Alexei Mozhin said the mission would be headed by Gerard Belanger, who would take over as head of most Russian missions from Jorge Marquez-Ruarte, previously in charge.

Both men are deputies in the IMF department that handles Russian affairs.

Mozhin said there were a number of technical issues and unresolved problems to be addressed by the fund and declined to forecast when Russia might count on new financing, which the government wants in order to refinance IMF loans due this year.

The fund has held to a firm stance that Russia renew market reforms before lending can resume. Russia's head negotiator, First Deputy Prime Minister Yury Maslyukov, last week said the fund's pressure on Russia was "indecent."

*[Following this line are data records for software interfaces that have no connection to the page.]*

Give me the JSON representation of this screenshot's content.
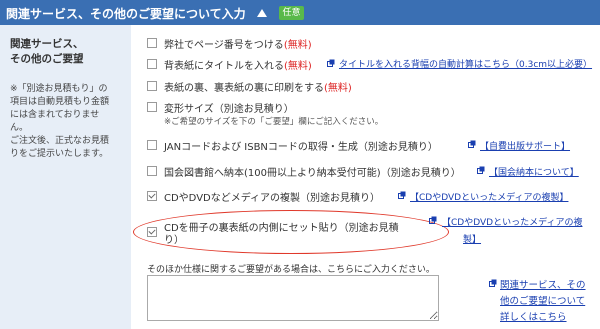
{
  "header": {
    "title": "関連サービス、その他のご要望について入力",
    "badge": "任意"
  },
  "left_panel": {
    "title": "関連サービス、\nその他のご要望",
    "note": "※「別途お見積もり」の\n項目は自動見積もり金額\nには含まれておりませ\nん。\nご注文後、正式なお見積\nりをご提示いたします。"
  },
  "options": [
    {
      "label": "弊社でページ番号をつける",
      "price": "(無料)",
      "checked": false
    },
    {
      "label": "背表紙にタイトルを入れる",
      "price": "(無料)",
      "checked": false,
      "link": "タイトルを入れる背幅の自動計算はこちら（0.3cm以上必要）"
    },
    {
      "label": "表紙の裏、裏表紙の裏に印刷をする",
      "price": "(無料)",
      "checked": false
    },
    {
      "label": "変形サイズ（別途お見積り）",
      "checked": false,
      "sub": "※ご希望のサイズを下の「ご要望」欄にご記入ください。"
    },
    {
      "label": "JANコードおよび ISBNコードの取得・生成（別途お見積り）",
      "checked": false,
      "link": "【自費出版サポート】"
    },
    {
      "label": "国会図書館へ納本(100冊以上より納本受付可能)（別途お見積り）",
      "checked": false,
      "link": "【国会納本について】"
    },
    {
      "label": "CDやDVDなどメディアの複製（別途お見積り）",
      "checked": true,
      "link": "【CDやDVDといったメディアの複製】"
    },
    {
      "label_line1": "CDを冊子の裏表紙の内側にセット貼り（別途お見積",
      "label_line2": "り）",
      "checked": true,
      "link_line1": "【CDやDVDといったメディアの複",
      "link_line2": "製】"
    }
  ],
  "request": {
    "prompt": "そのほか仕様に関するご要望がある場合は、こちらにご入力ください。",
    "value": ""
  },
  "side_link": {
    "line1": "関連サービス、その",
    "line2": "他のご要望について",
    "line3": "詳しくはこちら"
  },
  "colors": {
    "header_bg": "#3a6fb3",
    "badge_bg": "#59b94a",
    "left_bg": "#e7eef7",
    "link": "#1a3fb0",
    "price_red": "#dd2222",
    "highlight_oval": "#e0392b"
  }
}
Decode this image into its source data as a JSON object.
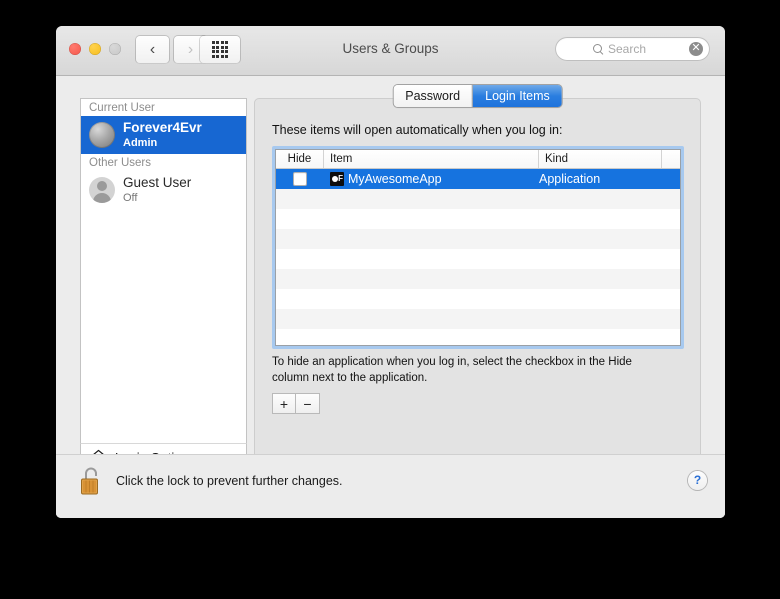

Mozhin said the decision to send the mission was made after Prime Minister Yevgeny Primakov spoke by telephone to IMF Managing Director Michel Camdessus on Friday.

Meanwhile Tuesday, former Russian debt negotiator Alexander Shokhin proposed that the Kremlin start talking to foreign creditors about debt restructuring before reaching a deal with the IMF.

Shokhin, a member of the State Duma, parliament's lower house, and a former deputy prime minister, said in an open letter to President Boris Yeltsin that he (Shokhin) had done something similar in 1993 talks with the Paris Club of creditor nations.

"I think this precedent could be added to our armory," he wrote in the letter, published in the Kommersant newspaper.

But Yevgeny Kogan, fixed-income and financial products head at CentreInvest Securities, said Shokhin's ideas were idealistic.

"Mr. Shokhin's wish to separate [an agreement with the IMF and agreements with creditors] is wonderful, but the problem is that the current Russia, Russia after the 17th of August, is no longer Russia of the past - that is why everyone prefers to deal with it through the IMF," he said.

Shokhin also proposed netting Paris Club debts that Russia inherited from the Soviet Union with debts to Russia within the Paris Club.

Russia owes the Paris Club around $38 billion, while it is owed about $52 billion as a Paris Club creditor. But Russia is mostly owed money by Third World countries unable to pay.

The government estimates that its debt might be worth $12 billion after discounts are applied. Russia has not asked the Paris Club for discounts to be applied to the money it owes.

On the London Club debt front, Shokhin proposed Russia convert cash interest falling due before 2002 into interest arrears notes. These are securities representing restructured overdue interest on Soviet-era debt.

According to the original restructuring scheme, finalized in 1997, Russia pays interest to the London Club partly in cash and partly in IANs, with the cash portion increasing with each year.

Also, Alexander Livshits, a top economist and former presidential economic aide, said Tuesday that Russia should ask its creditors for a write-off of the bulk of the Soviet Union's debts.

"We must write off not less than 75 percent of the former Soviet Union debt," Livshits said in a speech at an investment conference in the United States. But he added that Russia needed a deal with the IMF to get debt relief.